If my e-mail inbox is any kind of indicator it looks like I’ll be collecting them all in the next month or so, but thanks for the recommendation.
Thanks for letting me subject you to being interviewed!
Give me all of your links for things you want to promote. All of them.
Twitter: twitter @rrjames14
Russell James grew up on Long Island, New York and spent too much time watching Chiller, Kolchak: The Night Stalker, and The Twilight Zone, despite his parents' warnings. Bookshelves full of Stephen King and Edgar Allan Poe didn't make things better. He graduated from Cornell University and the University of Central Florida.
After a tour flying helicopters with the U.S. Army, he now spins twisted tales best read in daylight. He has written the paranormal thrillers Dark Inspiration, Sacrifice, Black Magic, Dark Vengeance, and Dreamwalker. He has two horror short story collections, Tales from Beyond and Deeper into Darkness.
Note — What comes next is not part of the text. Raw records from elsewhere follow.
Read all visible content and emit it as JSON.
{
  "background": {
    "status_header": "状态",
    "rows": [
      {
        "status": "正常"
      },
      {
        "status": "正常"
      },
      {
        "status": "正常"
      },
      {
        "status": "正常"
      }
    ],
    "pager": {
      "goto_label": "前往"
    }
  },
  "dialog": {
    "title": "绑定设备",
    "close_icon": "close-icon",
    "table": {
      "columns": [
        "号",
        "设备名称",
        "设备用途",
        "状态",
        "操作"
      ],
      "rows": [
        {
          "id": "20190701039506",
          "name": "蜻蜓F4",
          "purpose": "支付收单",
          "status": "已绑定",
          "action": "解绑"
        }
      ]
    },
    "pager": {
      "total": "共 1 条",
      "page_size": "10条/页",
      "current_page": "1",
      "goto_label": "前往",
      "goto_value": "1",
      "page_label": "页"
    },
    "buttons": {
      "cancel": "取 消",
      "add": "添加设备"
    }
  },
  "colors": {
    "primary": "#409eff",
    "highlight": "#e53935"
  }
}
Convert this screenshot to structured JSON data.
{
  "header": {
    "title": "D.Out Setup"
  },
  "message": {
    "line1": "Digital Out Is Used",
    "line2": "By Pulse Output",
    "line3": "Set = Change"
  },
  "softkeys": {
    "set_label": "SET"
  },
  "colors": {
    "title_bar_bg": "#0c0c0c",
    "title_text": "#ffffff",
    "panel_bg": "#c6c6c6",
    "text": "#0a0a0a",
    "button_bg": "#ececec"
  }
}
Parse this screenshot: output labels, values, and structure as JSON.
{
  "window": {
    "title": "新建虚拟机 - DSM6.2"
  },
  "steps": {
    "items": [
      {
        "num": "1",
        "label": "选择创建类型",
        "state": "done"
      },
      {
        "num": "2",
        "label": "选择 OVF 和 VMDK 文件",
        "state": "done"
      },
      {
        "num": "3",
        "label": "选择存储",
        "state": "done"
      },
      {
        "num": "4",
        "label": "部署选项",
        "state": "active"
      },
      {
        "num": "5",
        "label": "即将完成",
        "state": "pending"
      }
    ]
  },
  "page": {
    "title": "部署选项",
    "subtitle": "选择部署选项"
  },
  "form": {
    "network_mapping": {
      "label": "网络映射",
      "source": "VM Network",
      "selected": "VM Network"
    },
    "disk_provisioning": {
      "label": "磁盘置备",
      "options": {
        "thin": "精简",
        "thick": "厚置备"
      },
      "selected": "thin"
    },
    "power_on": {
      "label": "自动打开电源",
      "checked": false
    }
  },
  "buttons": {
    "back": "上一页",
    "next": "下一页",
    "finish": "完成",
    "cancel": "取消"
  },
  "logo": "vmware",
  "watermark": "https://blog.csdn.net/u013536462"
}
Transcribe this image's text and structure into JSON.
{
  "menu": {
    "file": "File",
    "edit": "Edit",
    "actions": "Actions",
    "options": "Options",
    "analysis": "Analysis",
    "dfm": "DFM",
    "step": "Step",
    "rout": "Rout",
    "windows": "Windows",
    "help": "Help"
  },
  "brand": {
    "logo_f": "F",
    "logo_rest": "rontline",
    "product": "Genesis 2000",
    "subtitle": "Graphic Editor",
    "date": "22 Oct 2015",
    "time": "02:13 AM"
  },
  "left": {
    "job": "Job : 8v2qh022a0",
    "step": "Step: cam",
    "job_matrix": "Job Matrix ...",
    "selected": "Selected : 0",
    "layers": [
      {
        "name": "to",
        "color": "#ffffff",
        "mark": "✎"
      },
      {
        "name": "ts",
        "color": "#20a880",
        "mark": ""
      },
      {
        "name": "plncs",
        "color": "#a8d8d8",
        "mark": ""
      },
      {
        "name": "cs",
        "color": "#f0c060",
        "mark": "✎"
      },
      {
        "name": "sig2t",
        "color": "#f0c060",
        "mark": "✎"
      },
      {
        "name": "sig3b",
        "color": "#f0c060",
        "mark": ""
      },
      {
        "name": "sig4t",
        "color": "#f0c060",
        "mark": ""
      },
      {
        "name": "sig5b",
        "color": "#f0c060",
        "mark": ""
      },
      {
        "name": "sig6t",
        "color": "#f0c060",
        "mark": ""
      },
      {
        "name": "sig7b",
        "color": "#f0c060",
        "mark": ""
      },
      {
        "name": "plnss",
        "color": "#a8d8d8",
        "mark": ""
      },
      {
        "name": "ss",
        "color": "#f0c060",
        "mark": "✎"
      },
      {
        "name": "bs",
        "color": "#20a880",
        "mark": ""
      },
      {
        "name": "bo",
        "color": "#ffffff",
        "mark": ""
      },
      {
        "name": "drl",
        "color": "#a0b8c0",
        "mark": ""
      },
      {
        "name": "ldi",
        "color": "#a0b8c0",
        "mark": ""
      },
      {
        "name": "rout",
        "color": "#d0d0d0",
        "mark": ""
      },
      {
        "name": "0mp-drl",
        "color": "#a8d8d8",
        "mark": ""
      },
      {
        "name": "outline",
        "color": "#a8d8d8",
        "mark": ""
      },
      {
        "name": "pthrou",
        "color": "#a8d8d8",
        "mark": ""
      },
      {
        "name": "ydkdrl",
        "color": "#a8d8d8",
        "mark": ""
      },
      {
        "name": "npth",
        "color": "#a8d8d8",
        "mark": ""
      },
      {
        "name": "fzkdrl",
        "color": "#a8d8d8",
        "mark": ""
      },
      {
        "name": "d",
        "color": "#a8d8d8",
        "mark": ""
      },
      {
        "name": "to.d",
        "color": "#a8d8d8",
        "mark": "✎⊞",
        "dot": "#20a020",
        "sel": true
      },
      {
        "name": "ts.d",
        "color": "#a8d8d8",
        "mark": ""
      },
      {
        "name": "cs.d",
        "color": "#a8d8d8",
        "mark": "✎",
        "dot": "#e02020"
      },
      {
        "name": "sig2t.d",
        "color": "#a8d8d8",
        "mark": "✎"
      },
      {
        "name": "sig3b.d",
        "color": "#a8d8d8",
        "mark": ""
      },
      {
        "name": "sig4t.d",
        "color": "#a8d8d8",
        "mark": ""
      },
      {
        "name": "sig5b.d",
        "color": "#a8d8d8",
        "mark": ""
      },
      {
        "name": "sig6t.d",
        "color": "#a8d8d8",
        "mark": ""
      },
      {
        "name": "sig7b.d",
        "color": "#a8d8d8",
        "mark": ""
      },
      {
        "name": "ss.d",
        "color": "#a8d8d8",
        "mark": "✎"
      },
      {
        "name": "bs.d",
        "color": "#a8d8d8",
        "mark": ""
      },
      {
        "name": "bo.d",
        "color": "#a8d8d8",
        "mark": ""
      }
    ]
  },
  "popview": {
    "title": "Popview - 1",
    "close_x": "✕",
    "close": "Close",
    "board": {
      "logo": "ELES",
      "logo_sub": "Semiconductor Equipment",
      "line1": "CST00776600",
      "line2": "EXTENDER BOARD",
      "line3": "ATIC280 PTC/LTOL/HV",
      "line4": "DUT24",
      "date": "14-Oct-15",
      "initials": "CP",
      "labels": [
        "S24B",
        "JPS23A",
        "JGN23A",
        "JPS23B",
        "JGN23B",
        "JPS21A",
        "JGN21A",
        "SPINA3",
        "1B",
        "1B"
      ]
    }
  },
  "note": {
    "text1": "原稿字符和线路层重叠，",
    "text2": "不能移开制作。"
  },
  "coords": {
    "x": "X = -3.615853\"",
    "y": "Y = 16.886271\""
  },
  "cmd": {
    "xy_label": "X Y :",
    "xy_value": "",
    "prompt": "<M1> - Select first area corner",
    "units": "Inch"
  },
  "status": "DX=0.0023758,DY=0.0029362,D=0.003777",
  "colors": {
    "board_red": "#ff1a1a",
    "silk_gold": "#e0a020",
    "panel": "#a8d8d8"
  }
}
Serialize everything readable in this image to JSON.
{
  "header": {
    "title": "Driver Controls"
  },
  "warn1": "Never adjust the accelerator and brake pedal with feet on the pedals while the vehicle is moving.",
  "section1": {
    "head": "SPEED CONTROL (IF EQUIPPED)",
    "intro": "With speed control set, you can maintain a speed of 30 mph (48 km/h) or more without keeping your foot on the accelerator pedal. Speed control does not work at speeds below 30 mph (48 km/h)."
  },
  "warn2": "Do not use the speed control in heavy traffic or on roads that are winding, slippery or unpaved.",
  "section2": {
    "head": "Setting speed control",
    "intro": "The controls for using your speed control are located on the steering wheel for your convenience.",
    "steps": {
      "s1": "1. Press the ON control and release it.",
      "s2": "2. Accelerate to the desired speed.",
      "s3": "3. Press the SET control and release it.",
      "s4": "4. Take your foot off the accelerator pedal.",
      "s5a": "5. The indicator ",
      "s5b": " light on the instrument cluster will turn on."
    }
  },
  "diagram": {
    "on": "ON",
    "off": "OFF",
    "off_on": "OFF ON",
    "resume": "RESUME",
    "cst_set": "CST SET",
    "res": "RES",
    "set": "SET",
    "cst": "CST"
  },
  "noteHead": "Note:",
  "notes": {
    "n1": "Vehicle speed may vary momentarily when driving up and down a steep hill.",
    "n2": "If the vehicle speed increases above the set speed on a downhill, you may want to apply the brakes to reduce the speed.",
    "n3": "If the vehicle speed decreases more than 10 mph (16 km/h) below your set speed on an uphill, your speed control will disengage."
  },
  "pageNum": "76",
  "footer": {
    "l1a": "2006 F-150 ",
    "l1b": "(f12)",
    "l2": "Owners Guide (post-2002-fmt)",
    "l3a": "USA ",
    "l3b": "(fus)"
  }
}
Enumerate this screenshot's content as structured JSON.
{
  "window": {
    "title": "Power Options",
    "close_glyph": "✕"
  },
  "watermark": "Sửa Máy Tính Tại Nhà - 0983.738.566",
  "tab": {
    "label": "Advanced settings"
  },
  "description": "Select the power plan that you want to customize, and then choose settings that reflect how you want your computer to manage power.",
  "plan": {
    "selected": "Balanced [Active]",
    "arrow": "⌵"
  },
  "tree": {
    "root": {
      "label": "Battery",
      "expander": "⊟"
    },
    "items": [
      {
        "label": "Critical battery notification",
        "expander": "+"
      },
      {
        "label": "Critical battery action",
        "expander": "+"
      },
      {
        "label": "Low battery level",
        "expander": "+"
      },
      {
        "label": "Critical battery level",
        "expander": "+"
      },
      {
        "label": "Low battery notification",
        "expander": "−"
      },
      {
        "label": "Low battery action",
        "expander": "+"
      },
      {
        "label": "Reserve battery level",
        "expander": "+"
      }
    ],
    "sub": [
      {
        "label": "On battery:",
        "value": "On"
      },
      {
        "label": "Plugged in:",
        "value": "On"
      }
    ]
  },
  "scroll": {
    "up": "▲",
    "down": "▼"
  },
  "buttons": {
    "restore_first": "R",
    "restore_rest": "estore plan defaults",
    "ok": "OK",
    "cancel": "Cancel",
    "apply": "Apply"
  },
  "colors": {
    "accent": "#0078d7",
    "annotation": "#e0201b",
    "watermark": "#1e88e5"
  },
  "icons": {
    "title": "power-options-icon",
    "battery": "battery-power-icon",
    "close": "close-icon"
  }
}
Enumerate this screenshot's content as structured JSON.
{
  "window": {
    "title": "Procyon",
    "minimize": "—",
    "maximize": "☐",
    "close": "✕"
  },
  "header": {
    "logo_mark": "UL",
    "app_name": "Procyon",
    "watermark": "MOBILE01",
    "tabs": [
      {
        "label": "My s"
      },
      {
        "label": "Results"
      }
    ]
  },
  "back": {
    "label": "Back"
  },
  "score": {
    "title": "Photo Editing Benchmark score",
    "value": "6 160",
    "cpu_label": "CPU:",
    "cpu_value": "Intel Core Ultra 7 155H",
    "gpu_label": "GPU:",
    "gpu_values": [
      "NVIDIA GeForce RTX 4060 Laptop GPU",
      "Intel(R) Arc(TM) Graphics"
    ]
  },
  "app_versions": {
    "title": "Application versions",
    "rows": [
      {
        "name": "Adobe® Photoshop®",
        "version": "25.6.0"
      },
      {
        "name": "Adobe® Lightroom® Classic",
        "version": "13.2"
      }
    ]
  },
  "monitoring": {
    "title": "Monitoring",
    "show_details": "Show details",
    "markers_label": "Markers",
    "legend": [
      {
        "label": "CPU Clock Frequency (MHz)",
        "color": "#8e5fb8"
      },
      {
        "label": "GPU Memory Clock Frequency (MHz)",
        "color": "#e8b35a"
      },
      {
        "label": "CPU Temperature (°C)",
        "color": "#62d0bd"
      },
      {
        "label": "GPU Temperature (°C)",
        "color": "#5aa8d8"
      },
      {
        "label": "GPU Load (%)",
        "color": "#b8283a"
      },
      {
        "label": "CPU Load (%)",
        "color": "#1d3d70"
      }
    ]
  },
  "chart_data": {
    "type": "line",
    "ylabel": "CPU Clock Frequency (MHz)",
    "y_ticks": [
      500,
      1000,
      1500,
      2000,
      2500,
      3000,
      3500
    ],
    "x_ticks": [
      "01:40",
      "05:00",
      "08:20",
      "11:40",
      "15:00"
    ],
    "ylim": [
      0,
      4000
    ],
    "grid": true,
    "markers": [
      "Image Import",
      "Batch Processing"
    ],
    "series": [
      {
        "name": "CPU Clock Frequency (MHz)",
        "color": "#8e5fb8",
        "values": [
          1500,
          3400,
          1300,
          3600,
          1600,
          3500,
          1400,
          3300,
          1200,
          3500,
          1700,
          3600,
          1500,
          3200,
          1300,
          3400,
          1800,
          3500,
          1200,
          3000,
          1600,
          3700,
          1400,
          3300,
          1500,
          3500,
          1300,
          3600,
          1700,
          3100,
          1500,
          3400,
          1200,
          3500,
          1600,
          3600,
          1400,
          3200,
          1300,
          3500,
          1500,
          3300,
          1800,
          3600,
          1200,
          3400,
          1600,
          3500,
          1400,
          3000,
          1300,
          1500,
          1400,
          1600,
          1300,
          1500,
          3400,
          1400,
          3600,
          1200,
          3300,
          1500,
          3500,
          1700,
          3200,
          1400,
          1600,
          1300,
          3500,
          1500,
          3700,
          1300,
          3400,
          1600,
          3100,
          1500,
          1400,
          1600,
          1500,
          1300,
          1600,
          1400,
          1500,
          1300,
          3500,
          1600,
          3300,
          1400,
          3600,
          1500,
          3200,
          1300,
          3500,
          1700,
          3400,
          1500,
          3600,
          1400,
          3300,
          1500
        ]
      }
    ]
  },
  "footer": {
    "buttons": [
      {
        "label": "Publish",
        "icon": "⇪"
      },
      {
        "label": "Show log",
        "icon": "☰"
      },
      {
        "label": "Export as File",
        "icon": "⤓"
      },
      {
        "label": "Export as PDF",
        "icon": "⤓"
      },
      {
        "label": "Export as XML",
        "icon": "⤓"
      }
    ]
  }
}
His next novel, Q Island, releases in 2015.
His wife reads what he writes, rolls her eyes, and says "There is something seriously wrong with you."
Visit his website at http://www.russellrjames.com and read some free short stories.
Follow on Twitter @RRJames14, or drop a line complaining about his writing to email@example.com.
About the Interviewer:
Scott Lefebvre can write about whatever you want him to write about.
Mostly because when he was grounded for his outlandish behavior as a hyperactive school child, the only place he was allowed to go was the public library.
His literary tastes were forged by the works of Helen Hoke, Alvin Schwartz and Stephen Gammell, Ray Bradbury, Richard Matheson, Stephen King, Clive Barker, Edgar Allan Poe, and H. P. Lovecraft.
He is the author of Spooky Creepy Long Island, and Condemned; and a contributing author to Forrest J. Ackerman’s Anthology of the Living Dead, Fracas: A Collection of Short Friction, The Call of Lovecraft, and Cashiers du Cinemart.
His reviews have been published by a variety of in print and online media including Scars Magazine, Icons of Fright, Fatally Yours and Screams of Terror, and he has appeared in Fangoria, Rue Morgue and HorrorHound Magazine.
Check out his publishing imprint Burnt Offerings Books here:
Check out his electronic music here: soundcloud.com/master_control
And here: master-control.bandcamp.com
Check out his Etsy here: www.etsy.com/shop/ScottLefebvreArt
Stalk his Facebook at: www.facebook.com/TheLefebvre
E-mail him at: Scott_Lefebvre@hotmail.com